Letters to the Editor

Calculate true cost of climate change strategy

Many of our congressional representatives refuse to act on climate change because, they explain, “It would damage the economy.”

Citigroup, one of the four largest banks in the U.S., is hardly a radical environmental organization. So it is very interesting to read the report they published this month, in which they compare the cost of action on climate change to the cost of inaction.

They say that if the scientists are right about climate change, a “do-nothing” strategy could damage the global economy to the tune of $44 trillion by 2060. On the other hand, acting to prevent climate change offers a reasonably good return on investment – in the range of 3-10 percent.

Citigroup concludes that when you consider the economic benefits of taking action, combined with other benefits like cleaner air, you begin to ask, “Why would you not?”

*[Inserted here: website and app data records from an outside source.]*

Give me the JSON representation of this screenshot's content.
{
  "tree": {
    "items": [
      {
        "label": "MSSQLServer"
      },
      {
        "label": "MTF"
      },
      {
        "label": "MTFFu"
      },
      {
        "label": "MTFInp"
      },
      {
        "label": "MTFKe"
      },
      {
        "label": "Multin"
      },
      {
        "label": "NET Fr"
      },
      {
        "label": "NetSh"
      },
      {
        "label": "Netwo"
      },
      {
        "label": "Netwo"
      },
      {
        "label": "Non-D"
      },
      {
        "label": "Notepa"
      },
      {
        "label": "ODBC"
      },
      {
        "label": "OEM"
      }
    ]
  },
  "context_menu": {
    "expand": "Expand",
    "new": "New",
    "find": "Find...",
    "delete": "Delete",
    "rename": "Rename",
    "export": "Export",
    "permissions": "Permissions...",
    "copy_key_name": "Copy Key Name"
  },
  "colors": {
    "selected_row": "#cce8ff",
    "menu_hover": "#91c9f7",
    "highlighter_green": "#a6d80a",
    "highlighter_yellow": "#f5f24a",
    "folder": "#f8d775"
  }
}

The rising cost of fighting forest fires – almost $2 billion last year – is just one example of how climate change can adversely affect our economy.

So I ask our congressional representatives: In light of the threat that climate change poses to our economy, and to the quality of our air, why are you not acting on climate change?

Don Gaede, Fresno